Records for this exercise Start Marker

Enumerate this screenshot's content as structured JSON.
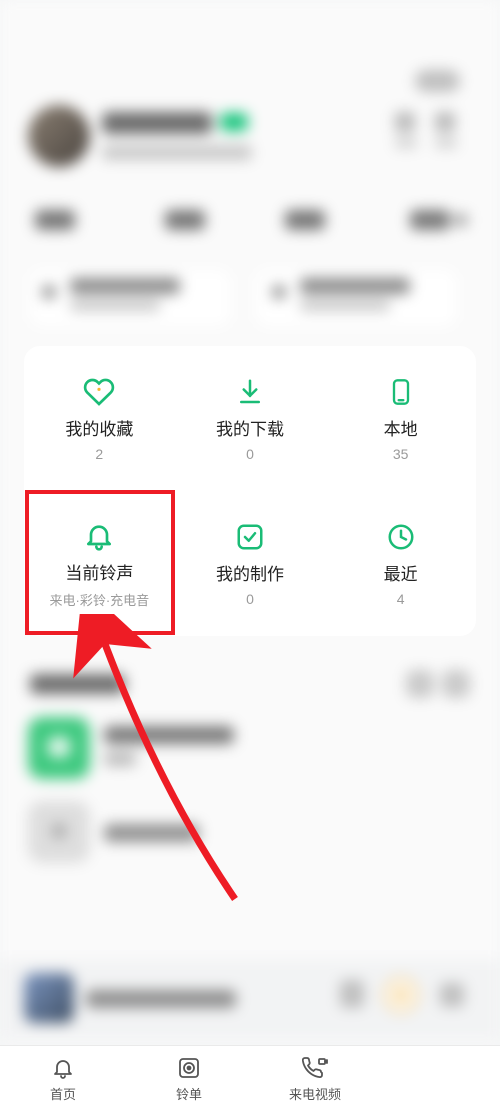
{
  "header": {
    "username_placeholder": "",
    "settings_label": ""
  },
  "grid": {
    "favorites": {
      "label": "我的收藏",
      "count": "2"
    },
    "downloads": {
      "label": "我的下载",
      "count": "0"
    },
    "local": {
      "label": "本地",
      "count": "35"
    },
    "current_ring": {
      "label": "当前铃声",
      "sub": "来电·彩铃·充电音"
    },
    "my_make": {
      "label": "我的制作",
      "count": "0"
    },
    "recent": {
      "label": "最近",
      "count": "4"
    }
  },
  "nav": {
    "home": "首页",
    "ring_list": "铃单",
    "call_video": "来电视频"
  },
  "colors": {
    "accent": "#1abc76",
    "highlight": "#ee1c25"
  }
}
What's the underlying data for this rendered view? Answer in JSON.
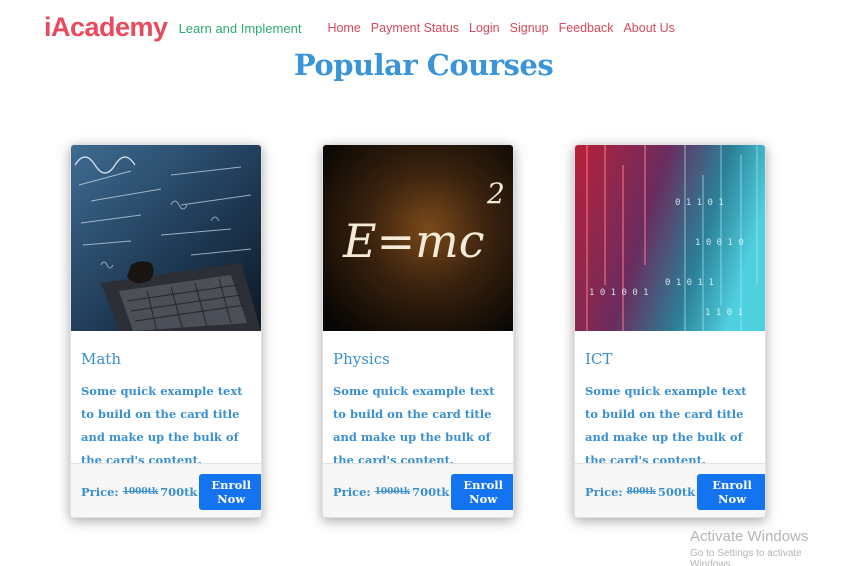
{
  "header": {
    "brand": "iAcademy",
    "tagline": "Learn and Implement",
    "nav": [
      "Home",
      "Payment Status",
      "Login",
      "Signup",
      "Feedback",
      "About Us"
    ]
  },
  "page": {
    "title": "Popular Courses"
  },
  "courses": [
    {
      "title": "Math",
      "text": "Some quick example text to build on the card title and make up the bulk of the card's content.",
      "price_label": "Price:",
      "price_old": "1000tk",
      "price_new": "700tk",
      "button": "Enroll Now",
      "image": "math-formulas-laptop"
    },
    {
      "title": "Physics",
      "text": "Some quick example text to build on the card title and make up the bulk of the card's content.",
      "price_label": "Price:",
      "price_old": "1000tk",
      "price_new": "700tk",
      "button": "Enroll Now",
      "image": "emc2-chalkboard",
      "image_text": "E=mc",
      "image_text_sup": "2"
    },
    {
      "title": "ICT",
      "text": "Some quick example text to build on the card title and make up the bulk of the card's content.",
      "price_label": "Price:",
      "price_old": "800tk",
      "price_new": "500tk",
      "button": "Enroll Now",
      "image": "digital-binary-code"
    }
  ],
  "watermark": {
    "title": "Activate Windows",
    "subtitle": "Go to Settings to activate Windows."
  },
  "colors": {
    "brand": "#e74c5e",
    "tagline": "#2eaa75",
    "nav": "#d64a5a",
    "title": "#3a95d8",
    "card_text": "#3a8fd0",
    "button": "#1373f0"
  }
}
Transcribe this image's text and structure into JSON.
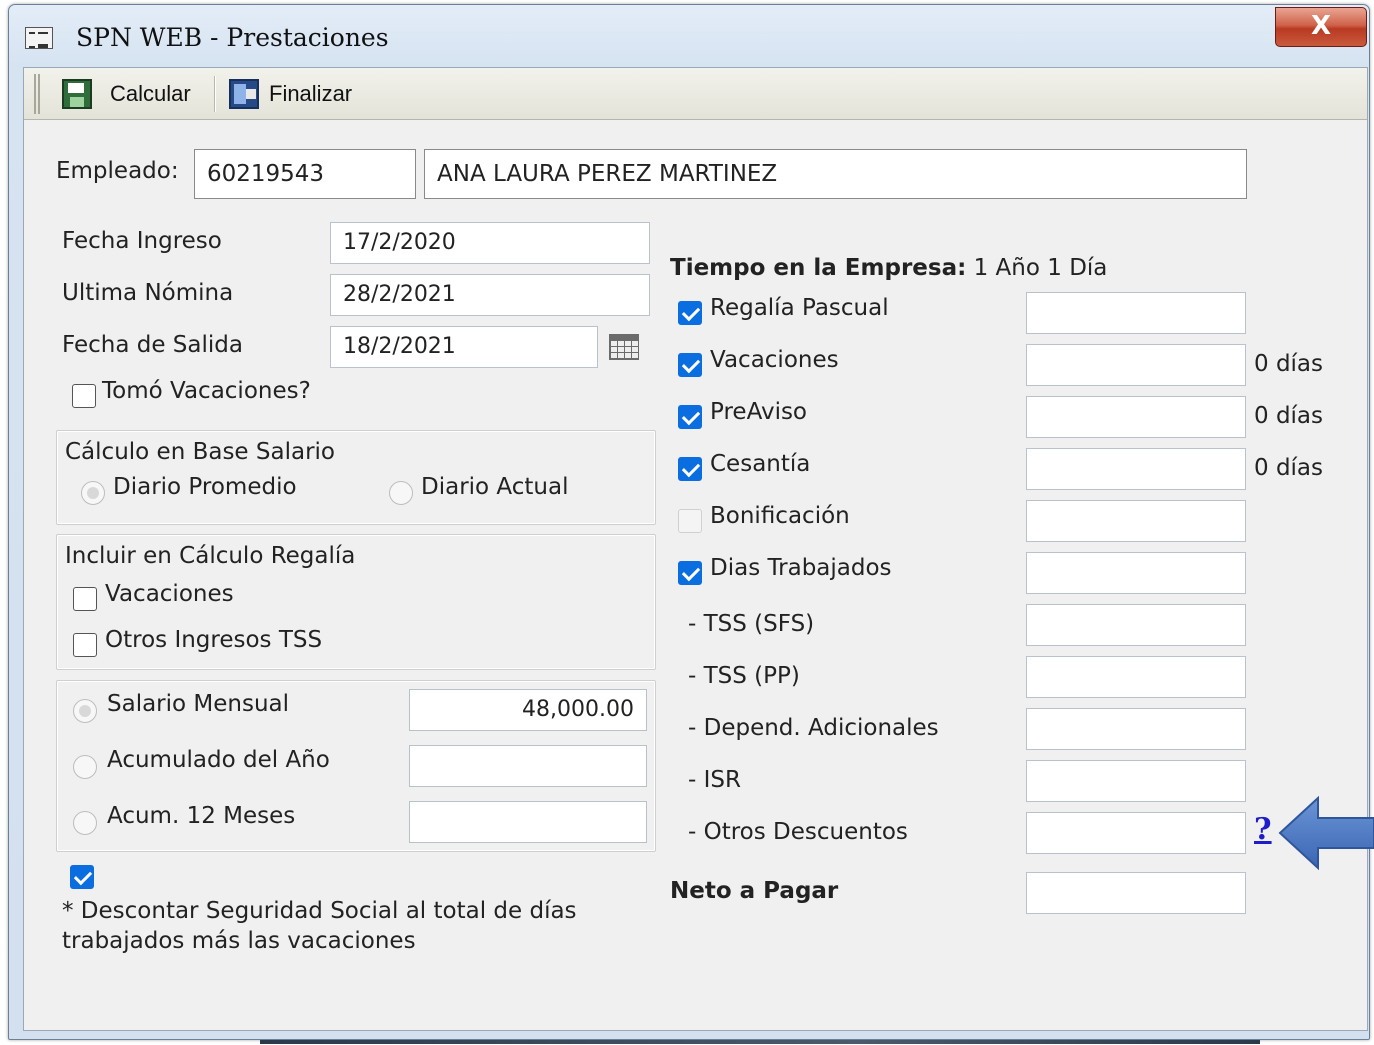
{
  "window": {
    "title": "SPN WEB - Prestaciones",
    "close_label": "X"
  },
  "toolbar": {
    "calcular": "Calcular",
    "finalizar": "Finalizar"
  },
  "employee": {
    "label": "Empleado:",
    "id": "60219543",
    "name": "ANA LAURA PEREZ MARTINEZ"
  },
  "dates": {
    "fecha_ingreso_label": "Fecha Ingreso",
    "fecha_ingreso": "17/2/2020",
    "ultima_nomina_label": "Ultima Nómina",
    "ultima_nomina": "28/2/2021",
    "fecha_salida_label": "Fecha de Salida",
    "fecha_salida": "18/2/2021"
  },
  "tomo_vacaciones": {
    "label": "Tomó Vacaciones?",
    "checked": false
  },
  "base_salario": {
    "title": "Cálculo en Base Salario",
    "diario_promedio": "Diario Promedio",
    "diario_actual": "Diario Actual",
    "selected": "diario_promedio"
  },
  "regalia": {
    "title": "Incluir en Cálculo Regalía",
    "vacaciones": "Vacaciones",
    "otros_ingresos": "Otros Ingresos TSS"
  },
  "salario": {
    "mensual_label": "Salario Mensual",
    "mensual_value": "48,000.00",
    "acumulado_label": "Acumulado del Año",
    "acumulado_value": "",
    "acum12_label": "Acum. 12 Meses",
    "acum12_value": "",
    "selected": "mensual"
  },
  "descontar": {
    "checked": true,
    "note_line1": "* Descontar Seguridad Social al total de días",
    "note_line2": "trabajados más las vacaciones"
  },
  "tiempo": {
    "label": "Tiempo en la Empresa:",
    "value": "1 Año 1 Día"
  },
  "concepts": [
    {
      "label": "Regalía Pascual",
      "checked": true,
      "value": "",
      "suffix": ""
    },
    {
      "label": "Vacaciones",
      "checked": true,
      "value": "",
      "suffix": "0 días"
    },
    {
      "label": "PreAviso",
      "checked": true,
      "value": "",
      "suffix": "0 días"
    },
    {
      "label": "Cesantía",
      "checked": true,
      "value": "",
      "suffix": "0 días"
    },
    {
      "label": "Bonificación",
      "checked": false,
      "value": "",
      "suffix": ""
    },
    {
      "label": "Dias Trabajados",
      "checked": true,
      "value": "",
      "suffix": ""
    }
  ],
  "deductions": [
    {
      "label": "- TSS (SFS)",
      "value": ""
    },
    {
      "label": "- TSS (PP)",
      "value": ""
    },
    {
      "label": "- Depend. Adicionales",
      "value": ""
    },
    {
      "label": "- ISR",
      "value": ""
    },
    {
      "label": "- Otros Descuentos",
      "value": ""
    }
  ],
  "help_link": "?",
  "neto": {
    "label": "Neto a Pagar",
    "value": ""
  },
  "colors": {
    "accent_check": "#0b6ee0",
    "arrow": "#4a78c2",
    "help_link": "#1d1dc9"
  }
}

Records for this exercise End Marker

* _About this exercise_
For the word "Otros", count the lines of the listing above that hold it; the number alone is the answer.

* _The completed task_
2